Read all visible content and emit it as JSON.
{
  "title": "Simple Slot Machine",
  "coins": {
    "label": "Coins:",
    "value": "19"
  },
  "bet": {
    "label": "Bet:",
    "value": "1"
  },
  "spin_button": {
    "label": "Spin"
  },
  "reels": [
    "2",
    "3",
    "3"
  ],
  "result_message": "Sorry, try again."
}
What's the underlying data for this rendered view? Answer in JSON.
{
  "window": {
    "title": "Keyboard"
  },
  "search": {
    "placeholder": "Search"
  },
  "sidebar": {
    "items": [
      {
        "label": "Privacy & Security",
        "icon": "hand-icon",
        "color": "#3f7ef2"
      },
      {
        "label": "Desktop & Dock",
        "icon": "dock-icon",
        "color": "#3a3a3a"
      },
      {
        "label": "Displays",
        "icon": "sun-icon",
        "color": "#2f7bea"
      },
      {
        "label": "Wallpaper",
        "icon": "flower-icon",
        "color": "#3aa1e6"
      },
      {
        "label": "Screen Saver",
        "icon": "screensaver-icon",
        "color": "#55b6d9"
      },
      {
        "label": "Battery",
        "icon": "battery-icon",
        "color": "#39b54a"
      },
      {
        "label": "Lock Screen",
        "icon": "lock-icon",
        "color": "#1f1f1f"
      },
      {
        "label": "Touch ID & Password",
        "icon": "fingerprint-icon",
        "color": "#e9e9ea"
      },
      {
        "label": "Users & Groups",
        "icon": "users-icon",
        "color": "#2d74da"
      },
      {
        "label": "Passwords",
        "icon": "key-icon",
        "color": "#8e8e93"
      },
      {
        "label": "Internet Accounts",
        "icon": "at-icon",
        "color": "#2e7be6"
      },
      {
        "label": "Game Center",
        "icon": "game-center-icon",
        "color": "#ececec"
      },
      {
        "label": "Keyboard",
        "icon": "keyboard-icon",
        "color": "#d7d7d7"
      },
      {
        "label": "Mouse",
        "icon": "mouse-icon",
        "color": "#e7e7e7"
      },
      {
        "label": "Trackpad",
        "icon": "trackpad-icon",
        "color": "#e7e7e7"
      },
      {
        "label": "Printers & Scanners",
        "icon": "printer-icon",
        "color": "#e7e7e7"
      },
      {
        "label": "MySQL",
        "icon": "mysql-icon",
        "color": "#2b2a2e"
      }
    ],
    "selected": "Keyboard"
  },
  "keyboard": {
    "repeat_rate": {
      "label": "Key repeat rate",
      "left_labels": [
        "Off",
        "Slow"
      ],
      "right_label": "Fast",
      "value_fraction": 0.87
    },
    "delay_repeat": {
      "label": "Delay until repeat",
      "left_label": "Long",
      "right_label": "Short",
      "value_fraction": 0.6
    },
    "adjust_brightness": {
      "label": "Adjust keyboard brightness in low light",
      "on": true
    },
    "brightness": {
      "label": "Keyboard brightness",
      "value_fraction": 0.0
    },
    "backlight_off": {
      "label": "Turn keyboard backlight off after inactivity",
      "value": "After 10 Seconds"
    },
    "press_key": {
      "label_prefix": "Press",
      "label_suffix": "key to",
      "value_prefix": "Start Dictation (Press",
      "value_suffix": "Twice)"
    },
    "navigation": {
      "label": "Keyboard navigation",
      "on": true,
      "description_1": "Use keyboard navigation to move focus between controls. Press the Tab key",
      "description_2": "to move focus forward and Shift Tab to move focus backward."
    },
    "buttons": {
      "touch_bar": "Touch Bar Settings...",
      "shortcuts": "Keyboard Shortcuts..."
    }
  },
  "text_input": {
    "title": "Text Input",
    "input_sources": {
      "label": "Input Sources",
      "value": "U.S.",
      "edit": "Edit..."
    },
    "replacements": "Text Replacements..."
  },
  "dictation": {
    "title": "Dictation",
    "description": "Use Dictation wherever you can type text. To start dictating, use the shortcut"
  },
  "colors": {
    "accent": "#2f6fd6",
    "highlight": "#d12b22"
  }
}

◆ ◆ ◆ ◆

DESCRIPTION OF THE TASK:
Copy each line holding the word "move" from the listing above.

OUTPUT FOR THIS TASK:
      "description_1": "Use keyboard navigation to move focus between controls. Press the Tab key",
      "description_2": "to move focus forward and Shift Tab to move focus backward."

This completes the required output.